The vast majority of accolades that will be handed out at the 2011 NHL Awards in Las Vegas on June 22 will go to players judged to be the "best" in their particular category -- the star scorer, the top goaltender, the most-celebrated rookie.
One award, however, isn't about lighting up the stat sheet or piling up the wins and shutouts. The Bill Masterton Memorial Trophy, which honors the late Minnesota North Stars player who died in 1968, is handed out annually to "the National Hockey League player who best exemplifies the qualities of perseverance, sportsmanship and dedication to hockey."
It's a special award that takes an athlete with a certain set of characteristics to earn, and it's hard to find a more worthy list of nominees than the three announced by the League on Tuesday: Anaheim Ducks goalie Ray Emery, Calgary Flames forward Daymond Langkow and Philadelphia Flyers forward Ian Laperriere.

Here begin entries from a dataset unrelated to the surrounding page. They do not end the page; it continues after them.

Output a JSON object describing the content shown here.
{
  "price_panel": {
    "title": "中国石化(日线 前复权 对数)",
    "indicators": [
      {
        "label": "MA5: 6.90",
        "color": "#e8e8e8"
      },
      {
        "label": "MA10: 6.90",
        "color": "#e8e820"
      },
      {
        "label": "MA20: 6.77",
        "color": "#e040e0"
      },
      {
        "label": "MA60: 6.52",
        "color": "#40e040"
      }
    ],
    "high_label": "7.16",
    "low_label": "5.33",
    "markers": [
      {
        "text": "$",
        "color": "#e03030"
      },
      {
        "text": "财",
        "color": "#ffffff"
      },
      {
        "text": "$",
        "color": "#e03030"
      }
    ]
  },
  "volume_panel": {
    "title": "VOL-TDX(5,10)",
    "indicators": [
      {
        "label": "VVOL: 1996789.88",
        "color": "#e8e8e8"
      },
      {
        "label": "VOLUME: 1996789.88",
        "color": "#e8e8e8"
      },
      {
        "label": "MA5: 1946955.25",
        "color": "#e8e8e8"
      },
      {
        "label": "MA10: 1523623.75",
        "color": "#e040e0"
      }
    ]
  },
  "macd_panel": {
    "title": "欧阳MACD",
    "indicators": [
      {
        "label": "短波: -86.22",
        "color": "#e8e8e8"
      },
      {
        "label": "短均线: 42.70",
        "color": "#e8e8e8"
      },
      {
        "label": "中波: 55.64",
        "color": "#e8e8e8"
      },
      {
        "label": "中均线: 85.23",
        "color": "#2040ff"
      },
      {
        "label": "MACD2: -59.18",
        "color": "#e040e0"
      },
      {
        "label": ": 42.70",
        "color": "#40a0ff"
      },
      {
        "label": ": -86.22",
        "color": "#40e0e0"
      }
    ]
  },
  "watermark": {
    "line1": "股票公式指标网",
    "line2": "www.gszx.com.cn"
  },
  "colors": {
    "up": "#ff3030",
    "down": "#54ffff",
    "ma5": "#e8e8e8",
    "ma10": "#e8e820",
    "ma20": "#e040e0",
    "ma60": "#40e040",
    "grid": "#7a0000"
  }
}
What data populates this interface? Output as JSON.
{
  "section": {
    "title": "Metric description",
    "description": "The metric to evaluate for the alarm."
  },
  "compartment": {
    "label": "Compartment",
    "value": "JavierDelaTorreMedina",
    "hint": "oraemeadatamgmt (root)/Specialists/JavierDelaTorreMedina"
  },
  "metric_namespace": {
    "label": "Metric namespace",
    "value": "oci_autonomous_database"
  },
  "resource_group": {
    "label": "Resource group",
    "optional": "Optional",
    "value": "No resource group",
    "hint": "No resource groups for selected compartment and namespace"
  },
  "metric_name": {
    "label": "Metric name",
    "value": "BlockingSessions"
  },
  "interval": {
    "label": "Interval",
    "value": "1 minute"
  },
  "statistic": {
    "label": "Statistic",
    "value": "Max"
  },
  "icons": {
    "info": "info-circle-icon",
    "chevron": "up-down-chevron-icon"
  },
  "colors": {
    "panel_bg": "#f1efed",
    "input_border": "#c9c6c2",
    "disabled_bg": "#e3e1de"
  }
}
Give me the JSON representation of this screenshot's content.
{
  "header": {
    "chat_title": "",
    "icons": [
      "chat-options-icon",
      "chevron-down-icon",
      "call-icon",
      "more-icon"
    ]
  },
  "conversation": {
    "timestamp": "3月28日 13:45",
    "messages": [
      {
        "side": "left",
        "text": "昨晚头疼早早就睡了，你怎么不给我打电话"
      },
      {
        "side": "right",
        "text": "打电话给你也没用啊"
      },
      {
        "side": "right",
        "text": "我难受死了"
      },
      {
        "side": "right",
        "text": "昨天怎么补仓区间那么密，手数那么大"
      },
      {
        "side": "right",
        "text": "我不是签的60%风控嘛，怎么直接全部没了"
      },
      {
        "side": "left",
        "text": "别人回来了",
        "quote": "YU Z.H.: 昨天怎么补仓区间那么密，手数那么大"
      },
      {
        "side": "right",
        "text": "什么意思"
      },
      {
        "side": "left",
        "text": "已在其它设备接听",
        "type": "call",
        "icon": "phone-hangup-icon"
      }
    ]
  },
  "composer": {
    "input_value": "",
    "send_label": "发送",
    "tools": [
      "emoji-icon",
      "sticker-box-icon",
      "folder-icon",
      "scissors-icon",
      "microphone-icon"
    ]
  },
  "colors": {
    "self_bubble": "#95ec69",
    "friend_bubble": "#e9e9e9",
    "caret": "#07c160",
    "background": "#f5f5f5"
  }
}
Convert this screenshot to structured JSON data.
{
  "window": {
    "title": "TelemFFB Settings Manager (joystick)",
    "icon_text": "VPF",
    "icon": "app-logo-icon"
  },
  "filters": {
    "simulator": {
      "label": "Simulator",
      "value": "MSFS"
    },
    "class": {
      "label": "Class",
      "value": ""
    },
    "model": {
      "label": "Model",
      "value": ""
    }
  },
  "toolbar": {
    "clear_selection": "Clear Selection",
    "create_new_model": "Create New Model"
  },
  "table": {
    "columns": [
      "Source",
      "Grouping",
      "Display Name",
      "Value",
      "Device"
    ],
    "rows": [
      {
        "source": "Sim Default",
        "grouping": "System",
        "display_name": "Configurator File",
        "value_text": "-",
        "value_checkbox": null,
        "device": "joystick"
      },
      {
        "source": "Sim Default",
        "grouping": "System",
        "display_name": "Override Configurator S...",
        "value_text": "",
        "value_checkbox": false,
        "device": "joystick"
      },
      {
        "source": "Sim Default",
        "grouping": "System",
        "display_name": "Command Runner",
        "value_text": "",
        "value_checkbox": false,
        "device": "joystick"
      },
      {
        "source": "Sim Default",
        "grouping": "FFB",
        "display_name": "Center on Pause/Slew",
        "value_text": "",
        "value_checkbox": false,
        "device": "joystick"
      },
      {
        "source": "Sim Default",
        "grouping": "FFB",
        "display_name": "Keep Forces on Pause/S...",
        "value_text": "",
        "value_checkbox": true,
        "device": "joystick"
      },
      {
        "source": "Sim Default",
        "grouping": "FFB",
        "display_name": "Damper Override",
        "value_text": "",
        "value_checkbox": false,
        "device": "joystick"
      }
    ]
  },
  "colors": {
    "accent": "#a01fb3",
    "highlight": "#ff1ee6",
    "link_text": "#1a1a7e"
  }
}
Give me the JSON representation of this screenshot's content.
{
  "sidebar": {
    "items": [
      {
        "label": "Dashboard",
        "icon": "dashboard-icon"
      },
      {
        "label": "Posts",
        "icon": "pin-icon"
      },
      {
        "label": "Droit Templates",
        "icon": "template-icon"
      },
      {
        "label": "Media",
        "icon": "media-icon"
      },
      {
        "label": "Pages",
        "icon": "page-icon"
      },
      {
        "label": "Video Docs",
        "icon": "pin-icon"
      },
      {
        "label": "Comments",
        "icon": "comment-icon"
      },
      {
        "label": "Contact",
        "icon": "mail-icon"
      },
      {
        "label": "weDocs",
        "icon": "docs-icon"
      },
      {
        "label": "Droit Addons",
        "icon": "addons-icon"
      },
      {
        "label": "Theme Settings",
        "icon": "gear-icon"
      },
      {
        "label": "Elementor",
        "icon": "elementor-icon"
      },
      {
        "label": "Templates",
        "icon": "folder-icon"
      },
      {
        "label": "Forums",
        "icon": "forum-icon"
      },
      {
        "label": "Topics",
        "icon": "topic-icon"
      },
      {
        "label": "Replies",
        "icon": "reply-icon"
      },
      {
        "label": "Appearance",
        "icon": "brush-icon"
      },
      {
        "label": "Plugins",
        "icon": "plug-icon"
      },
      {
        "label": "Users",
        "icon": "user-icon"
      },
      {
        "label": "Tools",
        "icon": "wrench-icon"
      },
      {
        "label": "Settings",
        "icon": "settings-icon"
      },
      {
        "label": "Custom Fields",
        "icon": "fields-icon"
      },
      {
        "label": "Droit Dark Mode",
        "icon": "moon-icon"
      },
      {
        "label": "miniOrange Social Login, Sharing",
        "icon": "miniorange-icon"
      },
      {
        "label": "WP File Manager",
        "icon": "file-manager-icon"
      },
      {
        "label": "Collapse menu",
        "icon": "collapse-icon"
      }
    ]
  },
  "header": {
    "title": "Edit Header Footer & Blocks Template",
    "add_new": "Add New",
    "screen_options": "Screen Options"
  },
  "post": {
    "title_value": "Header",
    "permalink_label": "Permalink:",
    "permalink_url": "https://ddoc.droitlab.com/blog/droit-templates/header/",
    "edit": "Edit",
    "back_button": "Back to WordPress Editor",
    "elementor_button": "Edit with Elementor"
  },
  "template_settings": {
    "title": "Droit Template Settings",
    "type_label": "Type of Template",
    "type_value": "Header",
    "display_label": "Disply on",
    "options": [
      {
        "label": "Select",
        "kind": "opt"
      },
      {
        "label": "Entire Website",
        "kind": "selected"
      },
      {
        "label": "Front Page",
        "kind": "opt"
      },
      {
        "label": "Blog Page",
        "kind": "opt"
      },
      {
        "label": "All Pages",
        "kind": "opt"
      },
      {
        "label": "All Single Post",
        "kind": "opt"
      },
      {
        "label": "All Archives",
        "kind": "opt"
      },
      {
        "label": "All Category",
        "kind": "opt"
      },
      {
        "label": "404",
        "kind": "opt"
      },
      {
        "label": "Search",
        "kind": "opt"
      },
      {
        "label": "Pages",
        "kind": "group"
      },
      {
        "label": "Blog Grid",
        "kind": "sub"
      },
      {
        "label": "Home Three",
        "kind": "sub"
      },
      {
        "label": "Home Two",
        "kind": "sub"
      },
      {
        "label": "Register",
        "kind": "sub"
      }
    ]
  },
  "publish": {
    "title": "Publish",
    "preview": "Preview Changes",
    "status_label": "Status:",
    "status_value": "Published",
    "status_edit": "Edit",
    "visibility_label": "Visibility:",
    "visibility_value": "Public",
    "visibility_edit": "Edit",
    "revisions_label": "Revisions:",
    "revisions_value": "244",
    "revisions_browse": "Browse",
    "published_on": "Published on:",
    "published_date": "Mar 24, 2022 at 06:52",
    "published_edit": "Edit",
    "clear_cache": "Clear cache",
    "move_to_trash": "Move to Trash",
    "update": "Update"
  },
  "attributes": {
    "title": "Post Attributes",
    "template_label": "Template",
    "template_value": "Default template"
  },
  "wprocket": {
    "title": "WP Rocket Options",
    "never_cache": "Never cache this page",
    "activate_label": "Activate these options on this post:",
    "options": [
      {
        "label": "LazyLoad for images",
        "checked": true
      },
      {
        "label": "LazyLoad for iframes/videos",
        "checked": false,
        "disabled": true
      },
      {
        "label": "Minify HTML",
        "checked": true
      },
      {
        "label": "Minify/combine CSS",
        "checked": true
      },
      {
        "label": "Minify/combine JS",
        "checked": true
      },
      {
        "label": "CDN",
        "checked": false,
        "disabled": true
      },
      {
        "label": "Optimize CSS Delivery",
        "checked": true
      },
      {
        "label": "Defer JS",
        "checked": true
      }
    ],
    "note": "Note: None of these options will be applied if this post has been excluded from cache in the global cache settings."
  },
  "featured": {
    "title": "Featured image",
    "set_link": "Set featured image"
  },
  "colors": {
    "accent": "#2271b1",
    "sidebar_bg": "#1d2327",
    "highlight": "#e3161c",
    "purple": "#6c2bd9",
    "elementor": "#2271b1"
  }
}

After getting off to a strong start with the Flyers during the 2009-10 season, Emery's career was temporarily derailed by a torn muscle in his abdomen, followed by the discovery he had avascular necrosis, a serious hip problem that led to the end of two-sport star Bo Jackson's career in the 1990s. Emery had successful hip surgery last April and eventually signed as a free agent with the Ducks. Called up late in the season due to vertigo issues suffered by normal starter Jonas Hiller, he went 7-2-0 with a 2.28 goals-against average and .926 save percentage to help Anaheim clinch the fourth seed in the Western Conference. Emery also started the final five games of the Ducks' first-round series against the Predators.
Langkow also spent much of the 2010-11 season working his way back from a serious injury that at one point was thought to possibly be career-ending. He was struck by a slap shot from then-teammate Ian White during a game between the Flames and Wild on March 21, 2010, and suffered a fractured vertebra that ended his season and threatened his future in hockey. Langkow was eventually cleared for full-contact practice just over a year after suffering the injury, and he returned to the Calgary lineup on April 1, 2011 and played in the team's final four games. In his season debut against the Blues, Langkow recorded an assist and a plus-2 rating.
Laperriere suffered numerous facial injuries and a contusion to his brain in blocking a shot by then-Devils defenseman Paul Martin during a first-round playoff game last April, yet returned to the lineup a month later to be part of the Flyers' run to the Stanley Cup Final. Laperriere still has nerve damage to his eye suffered as a result of the shot block and hasn't played for Philadelphia this season, but he remains a constant presence around the team's training facility, running drills for injured and extra players. Laperriere has also helped the Flyers in the areas of television, community relations, scouting and player development.
Last season, Washington goalie Jose Theodore, who played in 2010-11 for the Minnesota Wild, was the Masterton recipient. The goalie's son, Chace, died during the previous summer because of complications stemming from his premature birth. Despite dealing with grief, Theodore had one of the best seasons of his career, going 20-0-3 in his final 23 appearances. He also set up a charity, "Saves for Kids," which benefits the NICU unit of the hospital where Chace spent his entire brief life.